Follow up. When you do meet with your Congress member or staff, don’t leave it at the meeting. Your job is not yet over. Follow up with them after a reasonable amount of time to see if they have made a decision or taken action on your “ask.” Don’t feel you are badgering them, they are used to it, and often their “workflow” depends on your follow-up, because if you don’t, then they might consider that lack of follow-up to mean the issue is off the table, or unimportant.
Know the players. Identify your House member and your two senators, as well as their staff. (See learn more.) They should get to know you and you should try to be as helpful and cordial as you can when dealing with them. Be a provider of information that helps them make public policy decisions.
Also, make sure that you are involved with your national and state industry associations. They will help keep you on top of the latest issues and will often provide you with materials that you can use in your lobbying efforts. They will also host events both locally and on the Hill to advocate the industry, and you will want to be part of those events.
Don’t be afraid of staff. While there are some very hands-on members of Congress, they often delegate to their staff. Staff are the eyes and ears of the Congress members. But walking into a congressional office, whether in Washington or at their local district can feel intimidating. Don’t worry. Just remember that there is a very good chance that staffer is even more intimidated. You’re the expert and that can be daunting to them.
Ally with patients and patient groups. Forge strong relationships with your patients and enlist their support in lobbying your congress members. Moreover, get to know patient groups such as AARP and Better Breathers, for example, and see how can work with them to strengthen your lobbying efforts.
Get to know your Representative. Whenever your House member comes back to your district, make an effort to attend the same events and use them as an opportunity to introduce yourself. Your Representative meets a lot of people, so you need to continually reintroduce yourself until they finally know you by name.
Host a site visit. When you feel you have established a good bond with your Representative, invite them to your provider business for a site visit. Demonstrate the lengths to which you go in order to provide top-quality care to your patients. More to the point, have some of your patients present at the site visit so that they can share their stories as to why your services are critical to them, and why those services need to be protected. If you can’t get your member of Congress to come, then invite his or her staff that are based in the district.
Help lawmakers shine. If you can create a public event and get local press outlets to cover it, make sure to invite your Congress members and their staff. Let them know how many of their constituents will attend, and what press outlets will be there. If they do attend, give them an opportunity to stand out at the event, and hopefully deliver a small address. Then follow the event with more press releases that tout the Congress member’s participation in the event in the hopes of getting more coverage, If there is any way you can help your member make some political hay, they will value your input and see you — and homecare — as an important ally.
Points to take away:

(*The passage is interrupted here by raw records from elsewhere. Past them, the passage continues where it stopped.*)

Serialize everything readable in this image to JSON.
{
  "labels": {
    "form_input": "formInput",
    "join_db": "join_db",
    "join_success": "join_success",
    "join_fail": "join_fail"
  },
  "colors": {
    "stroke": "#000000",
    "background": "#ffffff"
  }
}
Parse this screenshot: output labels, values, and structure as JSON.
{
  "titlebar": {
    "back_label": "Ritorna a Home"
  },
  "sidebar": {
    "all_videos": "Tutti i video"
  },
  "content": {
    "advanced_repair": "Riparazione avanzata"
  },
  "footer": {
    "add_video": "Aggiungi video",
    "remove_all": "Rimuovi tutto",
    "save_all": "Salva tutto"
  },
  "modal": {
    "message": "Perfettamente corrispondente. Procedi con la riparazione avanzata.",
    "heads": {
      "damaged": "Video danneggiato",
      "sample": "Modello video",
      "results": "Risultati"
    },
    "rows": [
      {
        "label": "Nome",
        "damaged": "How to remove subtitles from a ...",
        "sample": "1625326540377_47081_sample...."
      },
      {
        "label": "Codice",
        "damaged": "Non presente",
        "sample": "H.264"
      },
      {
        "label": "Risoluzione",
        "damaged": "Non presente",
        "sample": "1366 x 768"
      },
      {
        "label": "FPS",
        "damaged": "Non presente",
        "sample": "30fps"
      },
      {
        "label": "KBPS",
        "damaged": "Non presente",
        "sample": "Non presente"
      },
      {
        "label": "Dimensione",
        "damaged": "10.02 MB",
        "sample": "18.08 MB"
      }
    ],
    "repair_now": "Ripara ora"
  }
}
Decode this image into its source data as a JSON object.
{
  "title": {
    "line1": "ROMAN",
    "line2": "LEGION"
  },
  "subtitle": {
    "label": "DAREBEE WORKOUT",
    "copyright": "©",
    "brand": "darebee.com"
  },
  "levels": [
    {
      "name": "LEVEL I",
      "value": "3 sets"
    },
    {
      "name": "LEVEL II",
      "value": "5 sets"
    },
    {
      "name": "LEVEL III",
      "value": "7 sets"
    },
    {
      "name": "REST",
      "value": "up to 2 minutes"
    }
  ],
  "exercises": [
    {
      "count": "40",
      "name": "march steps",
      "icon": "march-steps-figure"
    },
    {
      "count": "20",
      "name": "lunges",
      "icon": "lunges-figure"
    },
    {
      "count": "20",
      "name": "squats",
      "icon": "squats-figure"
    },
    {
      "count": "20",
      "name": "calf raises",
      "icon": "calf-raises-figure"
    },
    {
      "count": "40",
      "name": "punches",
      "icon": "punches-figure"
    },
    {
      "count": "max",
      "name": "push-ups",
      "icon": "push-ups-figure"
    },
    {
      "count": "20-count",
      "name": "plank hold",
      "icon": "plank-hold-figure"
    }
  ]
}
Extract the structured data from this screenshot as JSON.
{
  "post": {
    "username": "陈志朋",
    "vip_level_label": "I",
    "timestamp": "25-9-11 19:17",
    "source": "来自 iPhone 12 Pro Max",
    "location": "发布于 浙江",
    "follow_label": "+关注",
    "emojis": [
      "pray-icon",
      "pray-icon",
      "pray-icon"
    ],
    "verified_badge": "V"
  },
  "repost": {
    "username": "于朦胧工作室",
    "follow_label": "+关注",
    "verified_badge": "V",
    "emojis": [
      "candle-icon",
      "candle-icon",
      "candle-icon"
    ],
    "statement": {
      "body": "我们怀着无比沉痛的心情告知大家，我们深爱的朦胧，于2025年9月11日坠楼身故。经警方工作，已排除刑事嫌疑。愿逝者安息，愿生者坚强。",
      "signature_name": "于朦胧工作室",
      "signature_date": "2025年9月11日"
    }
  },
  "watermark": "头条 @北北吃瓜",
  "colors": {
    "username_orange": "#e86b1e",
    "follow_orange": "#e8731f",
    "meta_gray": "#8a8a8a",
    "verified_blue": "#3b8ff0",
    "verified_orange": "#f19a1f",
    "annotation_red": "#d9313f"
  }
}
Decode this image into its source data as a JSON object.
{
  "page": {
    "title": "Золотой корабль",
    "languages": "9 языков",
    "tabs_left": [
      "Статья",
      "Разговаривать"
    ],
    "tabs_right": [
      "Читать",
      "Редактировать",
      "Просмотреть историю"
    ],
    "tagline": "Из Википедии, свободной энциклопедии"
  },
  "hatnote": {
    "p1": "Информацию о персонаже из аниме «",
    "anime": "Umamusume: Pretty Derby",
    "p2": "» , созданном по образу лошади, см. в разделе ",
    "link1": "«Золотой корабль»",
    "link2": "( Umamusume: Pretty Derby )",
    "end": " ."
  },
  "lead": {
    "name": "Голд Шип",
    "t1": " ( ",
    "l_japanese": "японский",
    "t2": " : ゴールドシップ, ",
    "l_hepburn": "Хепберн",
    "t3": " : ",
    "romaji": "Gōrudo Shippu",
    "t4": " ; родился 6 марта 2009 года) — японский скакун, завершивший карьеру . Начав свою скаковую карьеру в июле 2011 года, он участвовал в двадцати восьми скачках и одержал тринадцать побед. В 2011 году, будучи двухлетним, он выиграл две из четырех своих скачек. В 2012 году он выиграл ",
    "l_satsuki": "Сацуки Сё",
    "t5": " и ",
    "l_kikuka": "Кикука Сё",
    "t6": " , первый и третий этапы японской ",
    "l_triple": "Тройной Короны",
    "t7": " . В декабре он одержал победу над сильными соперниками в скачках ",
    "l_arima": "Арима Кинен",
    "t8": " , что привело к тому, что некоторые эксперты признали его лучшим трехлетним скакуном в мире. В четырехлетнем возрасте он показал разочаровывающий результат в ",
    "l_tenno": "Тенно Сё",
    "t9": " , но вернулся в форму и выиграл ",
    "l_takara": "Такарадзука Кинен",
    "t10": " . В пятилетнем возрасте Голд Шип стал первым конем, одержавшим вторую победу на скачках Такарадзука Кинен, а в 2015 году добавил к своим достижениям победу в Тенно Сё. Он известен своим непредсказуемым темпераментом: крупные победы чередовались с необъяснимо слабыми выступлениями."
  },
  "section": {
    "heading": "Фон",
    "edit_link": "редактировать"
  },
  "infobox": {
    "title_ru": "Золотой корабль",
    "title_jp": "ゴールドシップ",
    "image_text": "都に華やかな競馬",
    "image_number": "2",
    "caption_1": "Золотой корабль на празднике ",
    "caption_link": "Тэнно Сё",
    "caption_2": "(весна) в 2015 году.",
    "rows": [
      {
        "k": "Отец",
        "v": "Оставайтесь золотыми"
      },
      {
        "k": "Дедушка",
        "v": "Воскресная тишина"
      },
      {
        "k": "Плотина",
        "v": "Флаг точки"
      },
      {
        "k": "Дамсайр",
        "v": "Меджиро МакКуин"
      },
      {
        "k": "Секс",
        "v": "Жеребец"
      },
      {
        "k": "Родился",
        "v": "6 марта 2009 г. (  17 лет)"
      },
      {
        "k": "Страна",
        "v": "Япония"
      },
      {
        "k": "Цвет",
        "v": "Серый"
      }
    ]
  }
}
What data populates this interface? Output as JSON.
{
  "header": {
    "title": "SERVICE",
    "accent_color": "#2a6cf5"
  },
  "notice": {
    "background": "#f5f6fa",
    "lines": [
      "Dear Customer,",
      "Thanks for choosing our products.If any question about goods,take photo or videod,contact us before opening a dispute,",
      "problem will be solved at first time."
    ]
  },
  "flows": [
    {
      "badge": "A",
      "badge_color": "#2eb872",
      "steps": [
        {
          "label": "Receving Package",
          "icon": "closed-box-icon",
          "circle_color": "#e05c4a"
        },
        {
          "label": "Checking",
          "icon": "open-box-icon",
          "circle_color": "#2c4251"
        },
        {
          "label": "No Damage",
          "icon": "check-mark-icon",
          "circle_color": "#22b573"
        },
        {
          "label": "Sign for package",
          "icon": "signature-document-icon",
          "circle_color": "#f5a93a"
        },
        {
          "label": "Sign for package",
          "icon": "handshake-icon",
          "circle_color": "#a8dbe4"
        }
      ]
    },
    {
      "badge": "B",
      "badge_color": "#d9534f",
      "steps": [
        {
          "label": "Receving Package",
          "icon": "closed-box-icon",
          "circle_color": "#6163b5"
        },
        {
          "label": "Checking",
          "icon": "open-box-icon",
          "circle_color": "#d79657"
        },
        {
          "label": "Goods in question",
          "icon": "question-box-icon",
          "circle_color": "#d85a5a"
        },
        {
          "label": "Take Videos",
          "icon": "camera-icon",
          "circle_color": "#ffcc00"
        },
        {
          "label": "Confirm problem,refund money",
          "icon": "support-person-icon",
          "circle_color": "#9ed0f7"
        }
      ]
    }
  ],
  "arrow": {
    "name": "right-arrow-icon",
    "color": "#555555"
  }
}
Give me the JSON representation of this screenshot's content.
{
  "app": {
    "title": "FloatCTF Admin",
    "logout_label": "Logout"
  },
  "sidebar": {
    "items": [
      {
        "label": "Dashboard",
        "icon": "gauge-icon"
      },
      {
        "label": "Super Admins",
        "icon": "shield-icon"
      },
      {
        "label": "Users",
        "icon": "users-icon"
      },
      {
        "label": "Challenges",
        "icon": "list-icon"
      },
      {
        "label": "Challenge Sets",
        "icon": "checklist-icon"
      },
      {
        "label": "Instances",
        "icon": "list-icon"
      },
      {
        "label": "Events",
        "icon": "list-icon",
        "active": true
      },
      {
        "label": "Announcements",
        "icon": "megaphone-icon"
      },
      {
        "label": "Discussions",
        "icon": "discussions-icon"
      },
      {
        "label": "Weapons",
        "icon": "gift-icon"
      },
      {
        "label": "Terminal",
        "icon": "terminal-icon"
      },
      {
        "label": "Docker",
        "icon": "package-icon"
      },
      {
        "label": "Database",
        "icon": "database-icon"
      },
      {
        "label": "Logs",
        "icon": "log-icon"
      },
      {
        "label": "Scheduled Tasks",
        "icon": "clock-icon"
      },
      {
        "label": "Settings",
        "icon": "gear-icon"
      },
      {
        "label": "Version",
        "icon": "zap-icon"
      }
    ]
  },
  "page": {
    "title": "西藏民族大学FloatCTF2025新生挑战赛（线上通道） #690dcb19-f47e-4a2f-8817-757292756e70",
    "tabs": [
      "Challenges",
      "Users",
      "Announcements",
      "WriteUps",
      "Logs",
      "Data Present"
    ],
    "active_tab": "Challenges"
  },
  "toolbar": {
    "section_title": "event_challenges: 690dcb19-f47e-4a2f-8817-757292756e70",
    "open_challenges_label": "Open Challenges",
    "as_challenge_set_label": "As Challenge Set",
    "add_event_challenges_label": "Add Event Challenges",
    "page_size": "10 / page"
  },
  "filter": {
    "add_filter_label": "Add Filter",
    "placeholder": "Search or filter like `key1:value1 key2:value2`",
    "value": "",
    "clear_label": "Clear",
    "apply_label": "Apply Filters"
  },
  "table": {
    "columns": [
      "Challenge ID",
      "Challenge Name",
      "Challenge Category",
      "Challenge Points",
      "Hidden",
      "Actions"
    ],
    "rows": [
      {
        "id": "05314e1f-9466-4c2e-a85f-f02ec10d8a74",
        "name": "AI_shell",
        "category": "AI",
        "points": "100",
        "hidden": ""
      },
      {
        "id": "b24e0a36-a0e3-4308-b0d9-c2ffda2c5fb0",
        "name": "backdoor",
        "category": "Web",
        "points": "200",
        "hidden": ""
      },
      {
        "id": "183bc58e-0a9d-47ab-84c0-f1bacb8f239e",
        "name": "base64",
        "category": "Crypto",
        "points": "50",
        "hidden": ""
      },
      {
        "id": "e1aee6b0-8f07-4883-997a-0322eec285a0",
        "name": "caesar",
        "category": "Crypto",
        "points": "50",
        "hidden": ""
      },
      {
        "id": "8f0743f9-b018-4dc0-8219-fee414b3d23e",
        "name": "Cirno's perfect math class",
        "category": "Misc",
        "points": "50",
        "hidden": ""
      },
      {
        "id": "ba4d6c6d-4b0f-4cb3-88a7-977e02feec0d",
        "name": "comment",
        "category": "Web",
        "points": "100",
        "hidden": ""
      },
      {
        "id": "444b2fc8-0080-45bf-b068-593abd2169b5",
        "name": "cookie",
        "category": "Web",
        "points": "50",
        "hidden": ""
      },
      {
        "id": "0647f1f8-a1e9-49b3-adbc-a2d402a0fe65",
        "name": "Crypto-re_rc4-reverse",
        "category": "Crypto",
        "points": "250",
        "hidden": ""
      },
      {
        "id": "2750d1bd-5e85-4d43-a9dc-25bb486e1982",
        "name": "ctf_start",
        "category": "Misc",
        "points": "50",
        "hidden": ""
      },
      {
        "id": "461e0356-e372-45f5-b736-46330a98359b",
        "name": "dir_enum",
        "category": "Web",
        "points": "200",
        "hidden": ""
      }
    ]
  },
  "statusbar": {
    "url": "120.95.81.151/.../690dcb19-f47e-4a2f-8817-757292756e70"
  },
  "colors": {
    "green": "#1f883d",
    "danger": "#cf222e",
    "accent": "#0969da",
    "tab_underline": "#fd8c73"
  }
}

- Identify your state Senators and House Representative, and get to know their staff.
- Be a provider of useful policy-making information, and always have a solid request when lobbying.
- Always follow up meetings to ensure you get what you want.
- Try to host a site visit that your Congress members can attend. Also, try to help them by creating an opportunity for them to gain favorable press coverage.
To start, make sure you are involved with your state and national associations. Here are some handy links:
Also, make sure that you identify your Senators and Representative. To find them, visit www.congress.org, or call 202-224-3121 to ask the Capitol Switchboard. You’ll want to know your congressional district, or at the very least, have your zip code handy.
This article originally appeared in the July 2009 issue of HME Business.